A final example shows how using curves to decorate a multicolor image can be achieved (Figure 5). The colors were all created using preset curves, and then, using saved quad-tones, they were quickly separated from the same formula sets to create a super fast method of colorizing and splitting into separations. You also can personalize quad-tone separating for specific design styles, types of art, and even certain images, such as footballs and flames.
Putting a plan together and dedicating time to testing is one of the most underrated and least used practices in screen printing. More often customer requests get the R&D wheels churning up to speed, and knowing that other clients may jump aboard from the effort certainly sweetens the deal. However, a spectacular printing effect makes more of an obvious splash than a crafty separation technique. Still, plenty of satisfaction can come from other areas: saving time in the art room and on press, saving effort in revisions, and, hopefully, creating a more experienced staff that can handle issues as they arise.
Failure is OK with your first attempt to complete a new type of separation. In fact, if it doesn’t work well at all, you can still learn a tremendous amount. Artists and printers typically learn a lot more from a failure than a success—as long as everyone stays constructive, objective, and the experiment doesn’t occur at the last minute.
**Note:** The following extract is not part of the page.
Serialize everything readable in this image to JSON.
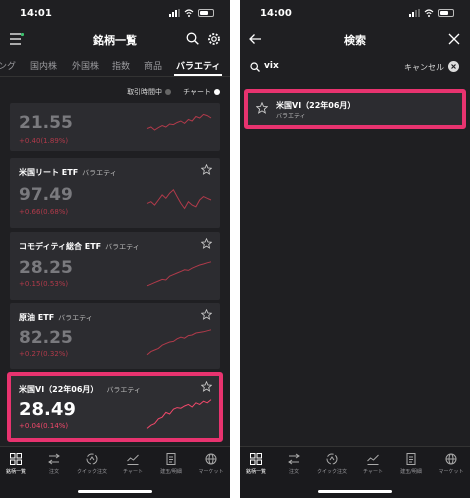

And even if everything works great, it doesn’t mean success will happen with every image. It’s just another step in the process of expanding the ways of dealing with images for garment screen printing.
Thomas Trimingham has worked in the screen-printing industry for more than 15 years as an artist, art director, industry consultant, and head of R&D for some of the nation's largest screen printers. He is an award-winning illustrator, designer, and author of more than 45 articles on graphics for screen printing. Trimingham can be reached through his Website, www.art2screen.com.